INSTRUCTIONS FOR THE TASK » Without any of the pictures, print every record below exactly.

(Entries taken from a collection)
========

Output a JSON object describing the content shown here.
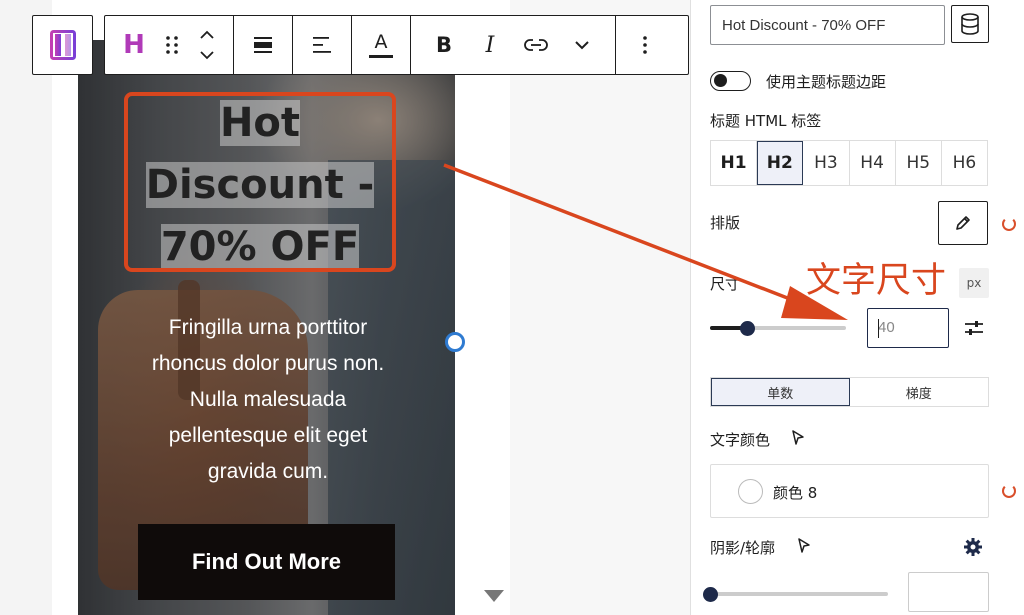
{
  "hero": {
    "title_lines": [
      "Hot",
      "Discount -",
      "70% OFF"
    ],
    "body_lines": [
      "Fringilla urna porttitor",
      "rhoncus dolor purus non.",
      "Nulla malesuada",
      "pellentesque elit eget",
      "gravida cum."
    ],
    "cta_label": "Find Out More"
  },
  "toolbar": {
    "block_icon": "columns-block-icon",
    "heading_letter": "H",
    "text_color_letter": "A",
    "bold_letter": "B",
    "italic_letter": "I"
  },
  "sidebar": {
    "heading_text": "Hot Discount - 70% OFF",
    "use_theme_margin_label": "使用主题标题边距",
    "use_theme_margin_on": false,
    "html_tag_label": "标题 HTML 标签",
    "heading_levels": [
      "H1",
      "H2",
      "H3",
      "H4",
      "H5",
      "H6"
    ],
    "active_level": "H2",
    "typography_label": "排版",
    "size_label": "尺寸",
    "size_unit": "px",
    "size_placeholder": "40",
    "size_slider_fraction": 0.27,
    "mode_options": [
      "单数",
      "梯度"
    ],
    "active_mode": "单数",
    "text_color_label": "文字颜色",
    "color_name": "颜色 8",
    "shadow_label": "阴影/轮廓",
    "shadow_slider_fraction": 0.0
  },
  "annotation": {
    "text": "文字尺寸",
    "color": "#d9461e"
  },
  "colors": {
    "accent": "#d9461e",
    "dark": "#1e1e1e",
    "selected_bg": "#eef0f8"
  }
}
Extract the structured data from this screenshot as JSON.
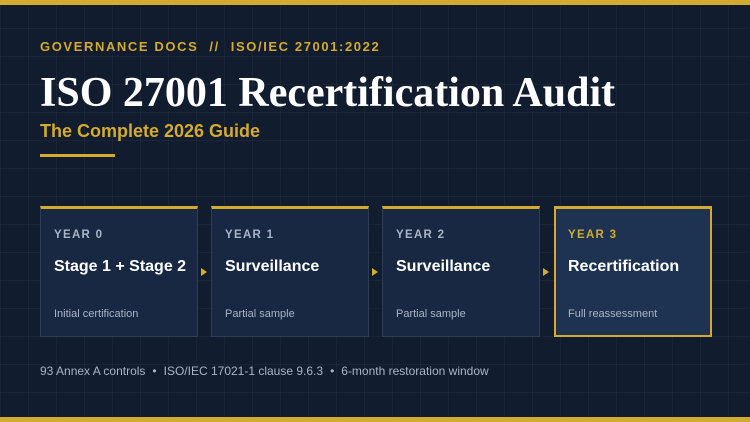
{
  "header": {
    "eyebrow_left": "GOVERNANCE DOCS",
    "eyebrow_sep": "//",
    "eyebrow_right": "ISO/IEC 27001:2022",
    "title": "ISO 27001 Recertification Audit",
    "subtitle": "The Complete 2026 Guide"
  },
  "timeline": [
    {
      "year": "YEAR 0",
      "name": "Stage 1 + Stage 2",
      "desc": "Initial certification",
      "highlighted": false
    },
    {
      "year": "YEAR 1",
      "name": "Surveillance",
      "desc": "Partial sample",
      "highlighted": false
    },
    {
      "year": "YEAR 2",
      "name": "Surveillance",
      "desc": "Partial sample",
      "highlighted": false
    },
    {
      "year": "YEAR 3",
      "name": "Recertification",
      "desc": "Full reassessment",
      "highlighted": true
    }
  ],
  "footer": {
    "items": [
      "93 Annex A controls",
      "ISO/IEC 17021-1 clause 9.6.3",
      "6-month restoration window"
    ],
    "separator": "•"
  },
  "colors": {
    "background": "#111c2e",
    "accent": "#d4aa2f",
    "card": "#182842",
    "card_active": "#1e3352",
    "muted_text": "#a9b4c6"
  }
}
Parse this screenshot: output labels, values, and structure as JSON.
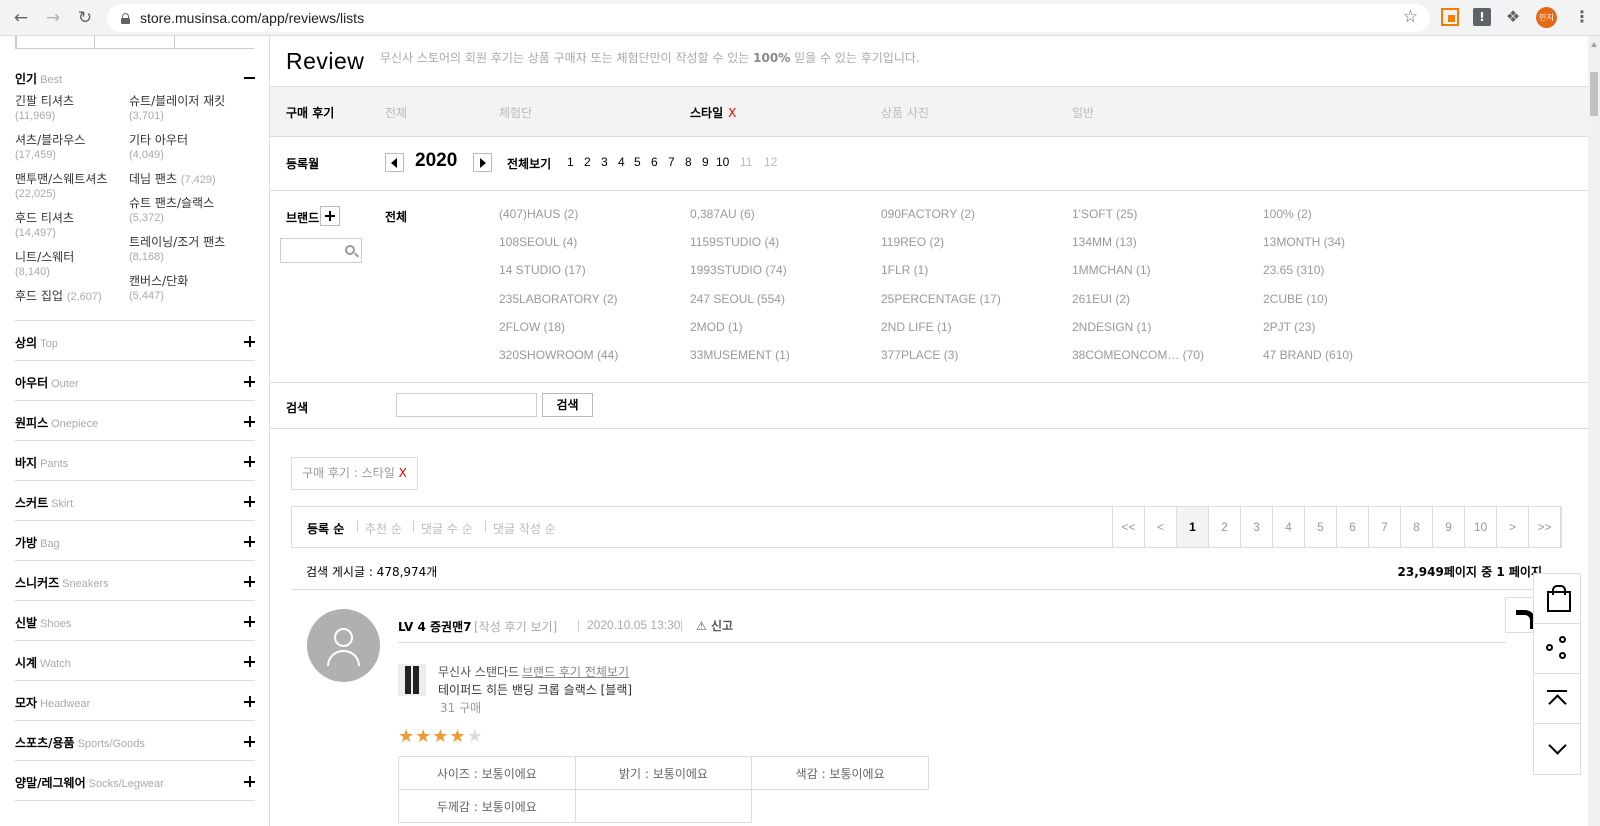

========

SOLUTION TO THIS EXERCISE »
Output a JSON object describing the content shown here.
{
  "hero": {
    "title_lines": [
      "Hot",
      "Discount -",
      "70% OFF"
    ],
    "body_lines": [
      "Fringilla urna porttitor",
      "rhoncus dolor purus non.",
      "Nulla malesuada",
      "pellentesque elit eget",
      "gravida cum."
    ],
    "cta_label": "Find Out More"
  },
  "toolbar": {
    "block_icon": "columns-block-icon",
    "heading_letter": "H",
    "text_color_letter": "A",
    "bold_letter": "B",
    "italic_letter": "I"
  },
  "sidebar": {
    "heading_text": "Hot Discount - 70% OFF",
    "use_theme_margin_label": "使用主题标题边距",
    "use_theme_margin_on": false,
    "html_tag_label": "标题 HTML 标签",
    "heading_levels": [
      "H1",
      "H2",
      "H3",
      "H4",
      "H5",
      "H6"
    ],
    "active_level": "H2",
    "typography_label": "排版",
    "size_label": "尺寸",
    "size_unit": "px",
    "size_placeholder": "40",
    "size_slider_fraction": 0.27,
    "mode_options": [
      "单数",
      "梯度"
    ],
    "active_mode": "单数",
    "text_color_label": "文字颜色",
    "color_name": "颜色 8",
    "shadow_label": "阴影/轮廓",
    "shadow_slider_fraction": 0.0
  },
  "annotation": {
    "text": "文字尺寸",
    "color": "#d9461e"
  },
  "colors": {
    "accent": "#d9461e",
    "dark": "#1e1e1e",
    "selected_bg": "#eef0f8"
  }
}
Extract the structured data from this screenshot as JSON.
{
  "header": {
    "eyebrow_left": "GOVERNANCE DOCS",
    "eyebrow_sep": "//",
    "eyebrow_right": "ISO/IEC 27001:2022",
    "title": "ISO 27001 Recertification Audit",
    "subtitle": "The Complete 2026 Guide"
  },
  "timeline": [
    {
      "year": "YEAR 0",
      "name": "Stage 1 + Stage 2",
      "desc": "Initial certification",
      "highlighted": false
    },
    {
      "year": "YEAR 1",
      "name": "Surveillance",
      "desc": "Partial sample",
      "highlighted": false
    },
    {
      "year": "YEAR 2",
      "name": "Surveillance",
      "desc": "Partial sample",
      "highlighted": false
    },
    {
      "year": "YEAR 3",
      "name": "Recertification",
      "desc": "Full reassessment",
      "highlighted": true
    }
  ],
  "footer": {
    "items": [
      "93 Annex A controls",
      "ISO/IEC 17021-1 clause 9.6.3",
      "6-month restoration window"
    ],
    "separator": "•"
  },
  "colors": {
    "background": "#111c2e",
    "accent": "#d4aa2f",
    "card": "#182842",
    "card_active": "#1e3352",
    "muted_text": "#a9b4c6"
  }
}
Parse this screenshot: output labels, values, and structure as JSON.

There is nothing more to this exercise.